(Task instructions) From the records below, report the number of lines that contain "three", and add nothing.

(Element data from apps and pages)
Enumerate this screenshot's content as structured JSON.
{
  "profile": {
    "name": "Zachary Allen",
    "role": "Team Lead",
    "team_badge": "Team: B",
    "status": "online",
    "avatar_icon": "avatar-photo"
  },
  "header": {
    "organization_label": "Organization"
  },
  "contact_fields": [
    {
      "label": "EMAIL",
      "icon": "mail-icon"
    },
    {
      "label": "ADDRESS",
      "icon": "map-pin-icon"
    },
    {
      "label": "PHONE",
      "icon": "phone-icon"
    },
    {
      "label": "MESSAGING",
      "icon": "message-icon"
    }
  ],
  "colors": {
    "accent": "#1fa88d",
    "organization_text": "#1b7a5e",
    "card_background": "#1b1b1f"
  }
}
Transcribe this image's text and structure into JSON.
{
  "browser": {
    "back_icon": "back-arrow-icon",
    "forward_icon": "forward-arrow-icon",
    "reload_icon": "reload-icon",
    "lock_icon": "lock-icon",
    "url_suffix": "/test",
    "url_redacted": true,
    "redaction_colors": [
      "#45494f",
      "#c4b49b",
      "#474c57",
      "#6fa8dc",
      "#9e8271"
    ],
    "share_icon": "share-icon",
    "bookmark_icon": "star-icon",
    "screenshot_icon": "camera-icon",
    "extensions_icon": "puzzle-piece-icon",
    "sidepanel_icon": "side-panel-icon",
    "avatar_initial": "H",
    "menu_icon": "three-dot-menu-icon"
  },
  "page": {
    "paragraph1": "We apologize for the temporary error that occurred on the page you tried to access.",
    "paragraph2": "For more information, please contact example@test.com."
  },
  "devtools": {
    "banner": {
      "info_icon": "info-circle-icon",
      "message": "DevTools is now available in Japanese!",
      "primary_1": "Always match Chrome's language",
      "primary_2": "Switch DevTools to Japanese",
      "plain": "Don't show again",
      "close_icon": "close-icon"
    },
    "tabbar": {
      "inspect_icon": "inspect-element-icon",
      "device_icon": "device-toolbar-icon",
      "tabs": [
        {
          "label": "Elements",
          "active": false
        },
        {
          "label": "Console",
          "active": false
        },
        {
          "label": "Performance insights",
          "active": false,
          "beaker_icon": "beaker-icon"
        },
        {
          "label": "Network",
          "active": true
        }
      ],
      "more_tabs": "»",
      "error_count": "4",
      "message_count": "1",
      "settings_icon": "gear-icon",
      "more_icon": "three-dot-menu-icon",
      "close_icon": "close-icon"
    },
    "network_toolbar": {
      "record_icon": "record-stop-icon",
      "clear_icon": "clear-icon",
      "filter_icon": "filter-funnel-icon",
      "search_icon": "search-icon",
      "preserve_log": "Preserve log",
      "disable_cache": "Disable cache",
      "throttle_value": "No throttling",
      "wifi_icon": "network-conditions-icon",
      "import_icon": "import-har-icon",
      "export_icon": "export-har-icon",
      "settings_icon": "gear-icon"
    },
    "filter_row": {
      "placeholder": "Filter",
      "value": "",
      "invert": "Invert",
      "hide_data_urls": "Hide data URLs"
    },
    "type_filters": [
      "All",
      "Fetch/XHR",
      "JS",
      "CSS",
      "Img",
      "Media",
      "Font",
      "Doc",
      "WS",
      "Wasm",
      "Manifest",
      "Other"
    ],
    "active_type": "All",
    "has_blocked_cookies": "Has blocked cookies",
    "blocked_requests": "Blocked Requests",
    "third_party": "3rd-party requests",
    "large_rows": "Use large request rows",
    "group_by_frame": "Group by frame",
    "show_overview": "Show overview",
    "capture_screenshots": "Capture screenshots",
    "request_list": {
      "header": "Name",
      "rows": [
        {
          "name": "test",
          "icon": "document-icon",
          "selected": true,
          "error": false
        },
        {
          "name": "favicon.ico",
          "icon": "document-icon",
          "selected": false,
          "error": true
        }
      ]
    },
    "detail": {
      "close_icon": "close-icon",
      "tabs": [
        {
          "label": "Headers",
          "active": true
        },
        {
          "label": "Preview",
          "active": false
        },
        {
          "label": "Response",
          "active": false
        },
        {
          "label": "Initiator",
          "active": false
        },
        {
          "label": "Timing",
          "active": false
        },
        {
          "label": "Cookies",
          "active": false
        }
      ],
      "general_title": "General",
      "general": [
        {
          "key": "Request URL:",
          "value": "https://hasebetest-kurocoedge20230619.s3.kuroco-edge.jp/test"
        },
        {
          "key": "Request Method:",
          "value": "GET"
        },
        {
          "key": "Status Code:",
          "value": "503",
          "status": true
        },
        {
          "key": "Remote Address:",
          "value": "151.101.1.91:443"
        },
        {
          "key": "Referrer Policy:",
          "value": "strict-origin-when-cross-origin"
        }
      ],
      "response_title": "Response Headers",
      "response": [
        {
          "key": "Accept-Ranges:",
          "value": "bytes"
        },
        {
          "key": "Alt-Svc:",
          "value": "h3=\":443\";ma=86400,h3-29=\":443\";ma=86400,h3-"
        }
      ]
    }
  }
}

(Your solution) 2